The 'super subs'
When Perez tested positive, Racing Point had to find a replacement driver who could get up to speed with the car in a short amount of time and bring home good results. The list of possible candidates was not very long, but the team decided to rope in the services of erstwhile driver, Nico Hulkenberg.
Hulkenberg was ousted by his Renault team at the end of the 2019 season, but has always been rated as a fast, consistent driver. When he stepped into Perez's car, he was right on the button and rewarded the team's trust in him. He raced two consecutive races for the team - the British and 70th Anniversary GPs - something that caught the eye - and respect - of many teams in the paddock. He was brought in again several races later when the sport headed to Germany for the Eifel GP. With two hours before qualifying got underway, the Hulk rocked up at the venue to stand in for a Covid-positive Stroll. Starting last, he eventually finished the race in eighth place. The result duly gave him the nickname of F1's 'super sub'.
When Hamilton contracted the virus, his Mercedes team called up Williams driver, George Russell. Russell qualified second for the Sakhir GP but took the lead at the start of the race. Had it not been for a 'colossal f**k up' with his pit stop, he would have won the first race of his career. Rumours have begun floating around the F1 world that Russell could race for Mercedes in 2021, replacing an underperforming Valtteri Bottas.
Haas' new driver pairing
The Haas F1 team also announced that it would not be renewing the contracts of its current drivers, Romain Grosjean and Kevin Magnussen. Instead, the team will look to two completely new drivers in the form of Mick Schumacher and Nikita Mazepin. Schumacher is the son of seven-time F1 champion, Michael Schumacher, and came out on top in this year's Formula 2 championship. Given his close ties with Ferrari, Haas, who is also affiliated with the Italian team, had no issue signing a champion driver.
Mick comes with a surname that will attract sponsors and will no doubt see the team increase its stock in F1. For Schumacher Jr., however, he will have a lot of pressure on his shoulders to lift the team from the doldrums and into a competitive space. His performance over (at least) the next two seasons could see him join a front-running team - like Ferrari - as soon as 2023. If all goes to plan.
Schumacher's new team mate at Haas is a bit of a controversial figure. The 21-year-old Mazepin is known for throwing his toys around and has been on the wrong side of a penalty more times than he'd like. Haas team boss, Guenther Steiner, warned the Russian driver not to bring his "mistakes" into F1, but mere days later Mazepin was involved in a groping scandal. Click here to read more on it.
Mazepin is backed by his billionaire father, Dmitry Mazepin, who Haas hopes will invest in the team.

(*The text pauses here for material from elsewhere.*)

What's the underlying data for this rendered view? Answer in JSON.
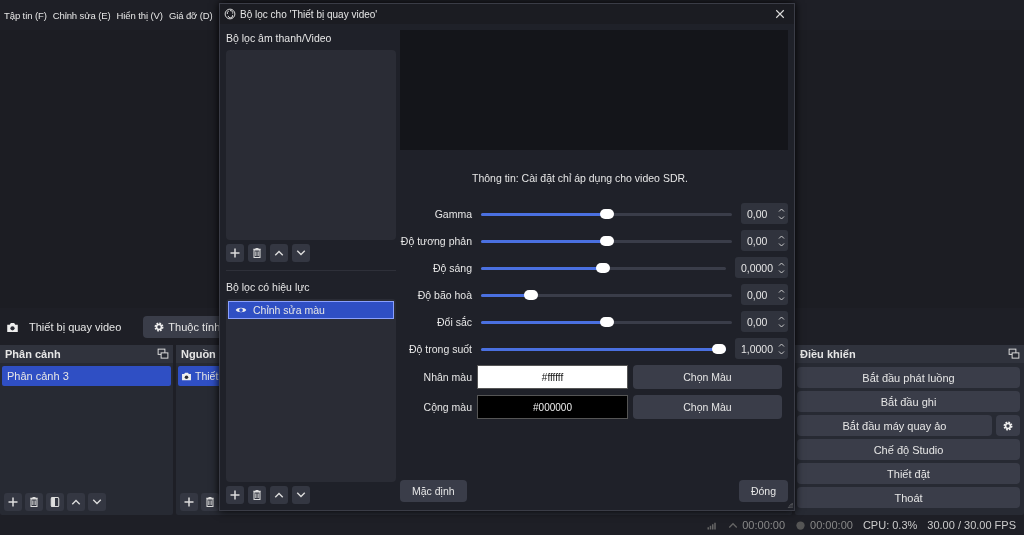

At the start of the Bahrain GP, Grosjean attempted a manoeuvre but connected with Daniil Kvyat's AlphaTauri. The impact sent the Haas driver into the barricade and saw his car burst into a ball of fire. The incident was so severe that the race was immediately red-flagged (stopped), with medical personnel and fire marshals rushing to the scene.
Grosjean escaped the accident with his life intact and with burn wounds to his hands and feet. The impact split his car in two, with him and the front half of the car ending up on the other side of the barriers.

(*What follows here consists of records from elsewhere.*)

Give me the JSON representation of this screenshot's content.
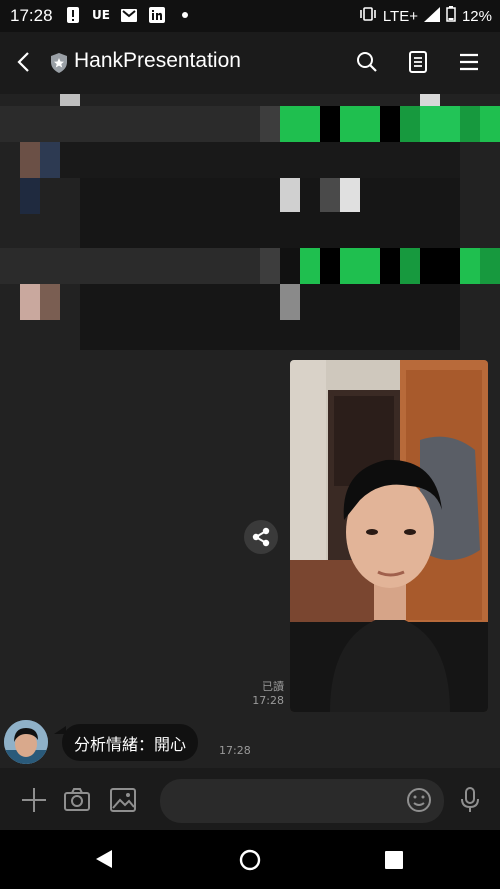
{
  "status_bar": {
    "time": "17:28",
    "notification_icons": [
      "alert-icon",
      "ue-icon",
      "mail-icon",
      "linkedin-icon",
      "dot-icon"
    ],
    "ue_label": "UE",
    "network": "LTE+",
    "battery": "12%"
  },
  "header": {
    "title": "HankPresentation",
    "icons": [
      "back-icon",
      "shield-icon",
      "search-icon",
      "notes-icon",
      "menu-icon"
    ]
  },
  "chat": {
    "read_label": "已讀",
    "image_time": "17:28",
    "incoming_message": "分析情緒：開心",
    "incoming_time": "17:28"
  },
  "input_bar": {
    "placeholder": "",
    "icons": [
      "plus-icon",
      "camera-icon",
      "gallery-icon",
      "emoji-icon",
      "mic-icon"
    ]
  },
  "colors": {
    "background": "#222222",
    "bubble": "#111111",
    "line_green": "#1fbf4f"
  }
}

That being the third-last race of the season, Grosjean's F1 career is effectively over, but he will forever be remembered as the driver who jumped out of an on-fire F1 car as if it was just another crash. He did ask for only one more drive in an F1 car in 2021, to which the Mercedes team agreed if his 'old' financially-stricken Haas team could not see to a private test.